Event Venues

Great [Meeting] Places in America

The American Planning Association (APA), a not-for-profit educational organization focused on the development of vital communities, traces its roots back to none other than a conference: the first National Conference on City Planning in Washington, D.C., in 1909.

West Beverley Street, Staunton, Virginia • Street fairs along West Beverley attract large crowds of residents and tourists alike. Photo courtesy Staunton Downtown Development Association.

Fast forward to nearly 100 years later, in 2007, when APA launched its first Great Places in America program, recognizing “unique and exemplary streets, neighborhoods, and public spaces — three essential components of all communities.”

These “authentic places,” APA says, “have been shaped by forward-thinking planning that showcases diverse architectural styles, promotes community involvement and accessibility, and fosters economic opportunity.”

APA has just published its list of 2013 Great Places in America, and while not all of the 30 great neighborhoods, streets, and public spaces recognized are in meeting-destination hotspots, many of them are. And they all point to the role that intelligent design — which encourages people to walk and gather in community spaces — plays in a truly inviting city, whether you live there, play tourist, or inhabit briefly while attending a meeting.

Barbara Palmer spoke to urban planner Jeff Speck about just these things — and why convention centers should be part of a walkable downtown — in our August issue.

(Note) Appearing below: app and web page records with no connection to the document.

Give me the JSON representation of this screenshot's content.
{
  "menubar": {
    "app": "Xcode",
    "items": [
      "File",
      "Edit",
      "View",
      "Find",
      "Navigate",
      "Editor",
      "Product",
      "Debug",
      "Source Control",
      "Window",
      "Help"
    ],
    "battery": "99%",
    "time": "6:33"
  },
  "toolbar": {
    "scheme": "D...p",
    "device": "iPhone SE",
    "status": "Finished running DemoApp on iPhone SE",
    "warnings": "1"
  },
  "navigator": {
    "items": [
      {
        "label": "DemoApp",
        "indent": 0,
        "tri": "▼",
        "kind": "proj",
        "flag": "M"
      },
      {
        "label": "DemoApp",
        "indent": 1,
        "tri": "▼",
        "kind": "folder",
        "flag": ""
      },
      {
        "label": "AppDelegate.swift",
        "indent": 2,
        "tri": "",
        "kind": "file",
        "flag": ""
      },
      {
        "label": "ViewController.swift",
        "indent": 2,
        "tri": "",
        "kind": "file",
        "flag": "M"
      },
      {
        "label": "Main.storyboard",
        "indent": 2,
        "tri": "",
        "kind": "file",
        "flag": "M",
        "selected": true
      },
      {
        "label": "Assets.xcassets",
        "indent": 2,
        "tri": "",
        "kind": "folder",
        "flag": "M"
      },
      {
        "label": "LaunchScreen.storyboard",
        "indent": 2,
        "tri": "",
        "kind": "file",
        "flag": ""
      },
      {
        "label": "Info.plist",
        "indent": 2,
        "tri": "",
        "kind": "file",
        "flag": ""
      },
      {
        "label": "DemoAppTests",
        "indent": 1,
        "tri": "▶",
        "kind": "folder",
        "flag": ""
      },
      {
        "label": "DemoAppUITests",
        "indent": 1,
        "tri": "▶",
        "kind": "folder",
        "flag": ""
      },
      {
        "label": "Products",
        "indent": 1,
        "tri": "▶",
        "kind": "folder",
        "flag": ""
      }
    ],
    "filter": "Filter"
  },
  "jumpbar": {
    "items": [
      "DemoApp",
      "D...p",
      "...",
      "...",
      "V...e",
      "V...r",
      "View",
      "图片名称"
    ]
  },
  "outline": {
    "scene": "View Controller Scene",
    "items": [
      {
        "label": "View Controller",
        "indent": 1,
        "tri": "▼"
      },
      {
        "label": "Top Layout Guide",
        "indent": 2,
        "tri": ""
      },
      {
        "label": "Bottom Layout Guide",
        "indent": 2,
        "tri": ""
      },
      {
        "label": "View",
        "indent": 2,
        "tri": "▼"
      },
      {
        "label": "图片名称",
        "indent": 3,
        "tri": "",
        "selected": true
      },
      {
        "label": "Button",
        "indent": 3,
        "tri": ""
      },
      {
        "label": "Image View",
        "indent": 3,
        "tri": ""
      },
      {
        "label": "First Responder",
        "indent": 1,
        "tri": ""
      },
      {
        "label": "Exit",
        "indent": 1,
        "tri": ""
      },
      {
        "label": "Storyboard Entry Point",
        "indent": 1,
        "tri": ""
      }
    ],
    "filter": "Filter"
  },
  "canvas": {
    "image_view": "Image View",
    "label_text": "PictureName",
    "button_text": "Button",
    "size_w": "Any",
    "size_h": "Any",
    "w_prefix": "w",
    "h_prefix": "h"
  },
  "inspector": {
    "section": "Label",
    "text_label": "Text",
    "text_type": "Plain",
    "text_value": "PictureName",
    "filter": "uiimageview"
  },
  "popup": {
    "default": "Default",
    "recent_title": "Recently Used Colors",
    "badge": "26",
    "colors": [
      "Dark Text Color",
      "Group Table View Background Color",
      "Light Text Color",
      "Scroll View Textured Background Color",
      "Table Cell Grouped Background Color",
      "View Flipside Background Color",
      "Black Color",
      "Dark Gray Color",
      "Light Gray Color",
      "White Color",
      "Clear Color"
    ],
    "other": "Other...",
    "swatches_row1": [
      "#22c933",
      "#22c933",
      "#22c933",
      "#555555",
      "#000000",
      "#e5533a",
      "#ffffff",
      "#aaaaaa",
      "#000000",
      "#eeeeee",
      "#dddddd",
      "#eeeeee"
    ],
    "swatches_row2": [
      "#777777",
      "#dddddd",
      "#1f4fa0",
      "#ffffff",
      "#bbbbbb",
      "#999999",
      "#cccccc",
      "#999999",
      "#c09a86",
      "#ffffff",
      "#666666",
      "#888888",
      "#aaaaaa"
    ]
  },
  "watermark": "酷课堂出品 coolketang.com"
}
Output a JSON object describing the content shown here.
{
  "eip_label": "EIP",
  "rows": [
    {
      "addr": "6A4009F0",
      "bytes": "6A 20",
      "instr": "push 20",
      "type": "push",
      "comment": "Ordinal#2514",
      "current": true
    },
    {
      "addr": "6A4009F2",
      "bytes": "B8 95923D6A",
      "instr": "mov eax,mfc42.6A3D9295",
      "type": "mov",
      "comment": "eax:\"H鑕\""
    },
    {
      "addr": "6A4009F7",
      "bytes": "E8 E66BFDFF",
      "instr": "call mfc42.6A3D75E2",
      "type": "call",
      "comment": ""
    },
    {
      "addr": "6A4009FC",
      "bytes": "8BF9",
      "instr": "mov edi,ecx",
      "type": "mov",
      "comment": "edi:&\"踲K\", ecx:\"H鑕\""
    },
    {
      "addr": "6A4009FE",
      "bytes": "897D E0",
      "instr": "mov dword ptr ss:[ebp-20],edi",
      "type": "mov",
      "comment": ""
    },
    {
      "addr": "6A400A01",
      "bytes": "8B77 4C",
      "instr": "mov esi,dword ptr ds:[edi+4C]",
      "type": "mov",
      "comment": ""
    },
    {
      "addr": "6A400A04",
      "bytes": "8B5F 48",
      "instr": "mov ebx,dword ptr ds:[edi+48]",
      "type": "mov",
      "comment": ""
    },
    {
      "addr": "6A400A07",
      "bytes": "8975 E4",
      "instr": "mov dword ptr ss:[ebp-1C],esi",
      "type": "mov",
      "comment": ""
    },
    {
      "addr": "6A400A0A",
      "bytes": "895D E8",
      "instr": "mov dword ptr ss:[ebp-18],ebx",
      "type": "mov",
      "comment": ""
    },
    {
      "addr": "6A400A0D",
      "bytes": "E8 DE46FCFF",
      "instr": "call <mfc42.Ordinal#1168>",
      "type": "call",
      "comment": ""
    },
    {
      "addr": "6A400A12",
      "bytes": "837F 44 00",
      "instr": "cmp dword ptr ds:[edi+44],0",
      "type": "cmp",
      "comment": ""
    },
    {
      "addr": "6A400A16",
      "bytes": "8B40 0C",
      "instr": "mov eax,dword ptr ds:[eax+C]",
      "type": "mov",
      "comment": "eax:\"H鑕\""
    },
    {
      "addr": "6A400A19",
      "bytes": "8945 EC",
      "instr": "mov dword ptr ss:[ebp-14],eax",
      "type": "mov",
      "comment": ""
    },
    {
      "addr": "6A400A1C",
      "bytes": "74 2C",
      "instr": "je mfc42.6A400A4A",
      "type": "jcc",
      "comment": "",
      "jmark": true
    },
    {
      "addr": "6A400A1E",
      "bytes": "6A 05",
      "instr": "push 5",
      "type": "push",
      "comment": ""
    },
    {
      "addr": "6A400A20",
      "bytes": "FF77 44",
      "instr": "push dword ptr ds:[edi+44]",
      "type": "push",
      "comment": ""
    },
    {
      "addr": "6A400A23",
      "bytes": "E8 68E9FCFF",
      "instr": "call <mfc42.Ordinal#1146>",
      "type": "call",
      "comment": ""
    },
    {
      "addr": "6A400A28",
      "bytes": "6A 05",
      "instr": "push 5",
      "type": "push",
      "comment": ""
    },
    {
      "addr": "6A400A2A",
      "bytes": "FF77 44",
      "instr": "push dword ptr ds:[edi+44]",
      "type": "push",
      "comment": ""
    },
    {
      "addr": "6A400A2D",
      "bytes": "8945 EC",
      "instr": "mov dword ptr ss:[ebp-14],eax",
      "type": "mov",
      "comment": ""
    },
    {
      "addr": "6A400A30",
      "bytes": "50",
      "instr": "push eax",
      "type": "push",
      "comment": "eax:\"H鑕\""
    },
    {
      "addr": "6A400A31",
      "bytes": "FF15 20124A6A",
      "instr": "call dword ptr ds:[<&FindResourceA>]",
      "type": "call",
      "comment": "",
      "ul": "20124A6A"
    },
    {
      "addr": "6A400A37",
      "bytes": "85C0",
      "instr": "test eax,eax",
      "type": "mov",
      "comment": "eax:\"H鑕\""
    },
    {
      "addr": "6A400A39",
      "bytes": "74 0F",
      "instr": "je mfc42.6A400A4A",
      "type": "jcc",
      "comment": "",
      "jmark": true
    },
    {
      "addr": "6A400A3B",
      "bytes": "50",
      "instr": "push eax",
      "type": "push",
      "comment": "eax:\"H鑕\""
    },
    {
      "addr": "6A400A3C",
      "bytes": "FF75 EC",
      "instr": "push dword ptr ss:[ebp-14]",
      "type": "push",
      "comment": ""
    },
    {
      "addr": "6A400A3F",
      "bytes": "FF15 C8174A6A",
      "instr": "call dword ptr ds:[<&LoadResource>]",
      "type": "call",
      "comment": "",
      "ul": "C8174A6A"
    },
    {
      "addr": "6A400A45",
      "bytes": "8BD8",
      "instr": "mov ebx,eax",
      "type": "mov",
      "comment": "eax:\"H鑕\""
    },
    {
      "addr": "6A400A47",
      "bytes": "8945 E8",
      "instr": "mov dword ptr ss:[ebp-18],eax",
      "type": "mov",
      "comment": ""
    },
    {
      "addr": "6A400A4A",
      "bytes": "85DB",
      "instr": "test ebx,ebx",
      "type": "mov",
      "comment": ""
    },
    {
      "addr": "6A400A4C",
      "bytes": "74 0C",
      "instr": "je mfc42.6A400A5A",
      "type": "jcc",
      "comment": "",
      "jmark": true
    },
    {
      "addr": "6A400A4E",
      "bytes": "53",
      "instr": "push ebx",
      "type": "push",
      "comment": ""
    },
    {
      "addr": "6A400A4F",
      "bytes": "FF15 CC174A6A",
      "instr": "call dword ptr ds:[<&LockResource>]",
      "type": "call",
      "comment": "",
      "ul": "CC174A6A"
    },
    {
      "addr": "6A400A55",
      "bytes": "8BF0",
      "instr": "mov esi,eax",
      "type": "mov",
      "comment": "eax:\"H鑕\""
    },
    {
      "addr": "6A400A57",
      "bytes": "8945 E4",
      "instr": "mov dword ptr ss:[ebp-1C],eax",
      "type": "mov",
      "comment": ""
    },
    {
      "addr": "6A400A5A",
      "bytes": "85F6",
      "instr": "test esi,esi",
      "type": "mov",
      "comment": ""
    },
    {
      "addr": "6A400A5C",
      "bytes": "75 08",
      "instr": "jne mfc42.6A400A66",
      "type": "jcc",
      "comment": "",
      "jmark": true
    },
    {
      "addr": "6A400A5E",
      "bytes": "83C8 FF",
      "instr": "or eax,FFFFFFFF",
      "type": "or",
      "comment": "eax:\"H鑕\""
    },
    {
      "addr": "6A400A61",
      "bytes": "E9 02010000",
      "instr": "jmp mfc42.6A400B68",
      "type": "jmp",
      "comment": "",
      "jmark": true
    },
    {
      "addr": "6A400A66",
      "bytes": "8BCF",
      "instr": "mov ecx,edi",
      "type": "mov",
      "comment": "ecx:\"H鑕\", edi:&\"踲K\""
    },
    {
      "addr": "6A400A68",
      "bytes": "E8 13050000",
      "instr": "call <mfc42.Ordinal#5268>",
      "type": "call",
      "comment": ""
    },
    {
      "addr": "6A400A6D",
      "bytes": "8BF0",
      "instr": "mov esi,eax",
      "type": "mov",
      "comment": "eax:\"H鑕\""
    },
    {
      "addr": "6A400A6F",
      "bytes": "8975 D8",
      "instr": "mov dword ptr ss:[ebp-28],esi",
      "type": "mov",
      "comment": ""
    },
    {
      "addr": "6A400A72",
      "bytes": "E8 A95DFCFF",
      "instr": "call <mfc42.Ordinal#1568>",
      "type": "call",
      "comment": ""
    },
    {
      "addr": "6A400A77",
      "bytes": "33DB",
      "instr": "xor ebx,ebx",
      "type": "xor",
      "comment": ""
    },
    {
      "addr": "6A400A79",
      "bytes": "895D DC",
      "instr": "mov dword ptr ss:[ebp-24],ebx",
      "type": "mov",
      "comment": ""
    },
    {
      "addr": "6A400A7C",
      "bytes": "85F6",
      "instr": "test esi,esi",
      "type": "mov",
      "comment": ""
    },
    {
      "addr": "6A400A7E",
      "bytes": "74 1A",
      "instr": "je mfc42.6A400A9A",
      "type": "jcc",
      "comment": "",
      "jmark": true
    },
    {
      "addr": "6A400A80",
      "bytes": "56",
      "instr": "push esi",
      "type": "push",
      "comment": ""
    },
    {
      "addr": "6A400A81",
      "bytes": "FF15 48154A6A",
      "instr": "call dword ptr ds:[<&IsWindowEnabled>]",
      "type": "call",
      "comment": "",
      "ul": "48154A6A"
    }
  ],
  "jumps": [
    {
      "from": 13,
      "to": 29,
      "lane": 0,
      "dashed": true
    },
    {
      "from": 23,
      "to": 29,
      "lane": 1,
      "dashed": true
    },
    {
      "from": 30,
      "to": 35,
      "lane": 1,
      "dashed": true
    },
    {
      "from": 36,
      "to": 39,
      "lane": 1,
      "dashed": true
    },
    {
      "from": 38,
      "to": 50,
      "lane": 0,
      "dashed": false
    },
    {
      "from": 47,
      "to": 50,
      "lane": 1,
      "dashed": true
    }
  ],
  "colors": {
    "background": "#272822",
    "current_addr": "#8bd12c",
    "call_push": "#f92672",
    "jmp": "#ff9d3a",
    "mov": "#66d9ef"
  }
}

Barbara touches on this topic again in this month’s cover story, where she highlights convention centers and conference hotels that make art part of their signature and their draw, for both the locals and meeting attendees.


Michelle Russell

Michelle Russell is editor in chief of Convene.